It’s all about being present, mindfully and getting the most out of each and every moment.  These are useful practices.  Now I just want to go on record and say that if I ever have an opportunity to experience George Clooney, and shake his hand, you better believe that no phone, camera or human being is going to get in my way.

Sunday, February 5, 2012

Cultivating Patience

What is patience to you?  If you’re like most people, it’s either something you think you have or don’t have.  What if patience is something that can be cultivated?  What if it’s something you can have more of tomorrow, than you did yesterday?  What if you can grow it, like a garden?

Kabat-Zinn talks about patience in Full Catastrophe Living.   He says patience is a kind of wisdom. What I get from him is that patience involves:

*Letting little hassles go
*Not rushing
*Not trying to get someplace better than right now
*Accepting that things happen in their own way and in their own time

A lot of what we are all working toward every day involves change.  Change requires practice.  Practice requires patience.  Consider cultivating your patience.

Ask yourself:

*What’s the rush?
*Will this matter in a week? 2 weeks?  6 weeks?
*Do I need to let this go?
*How can I let this go?
* How can I be less judgmental of myself? Of others?

Try to:

*Relax your body and mind
*Be mindful; focus on the present and see, hear and feel everything around you
*Hit the reset button and look at things from a fresh perspective

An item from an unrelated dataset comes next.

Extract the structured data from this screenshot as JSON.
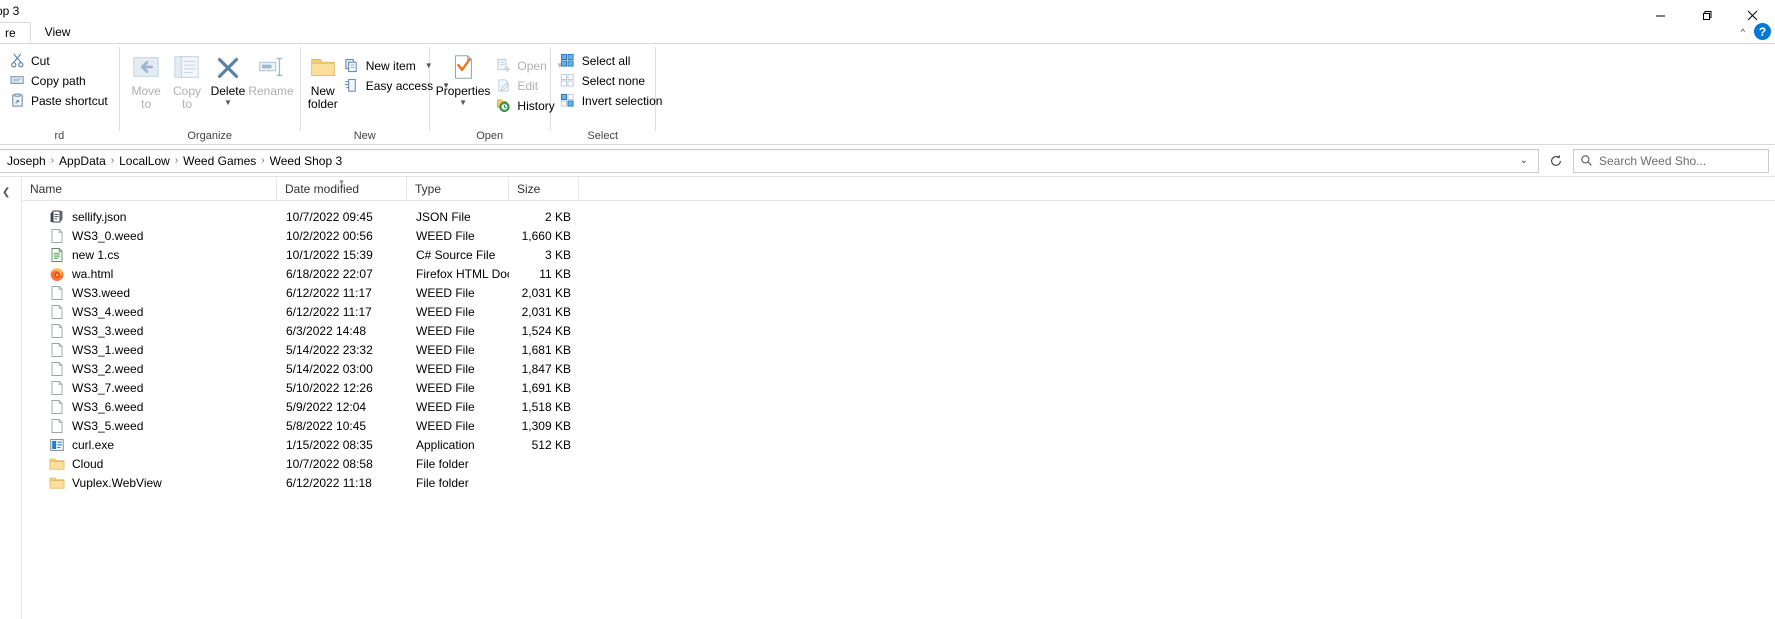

Whether or not you have a green thumb, patience can be cultivated and grown.  Ask yourself the questions.  Try the strategies.  See what comes up in your garden.

Chasing Cars, Snow Patrol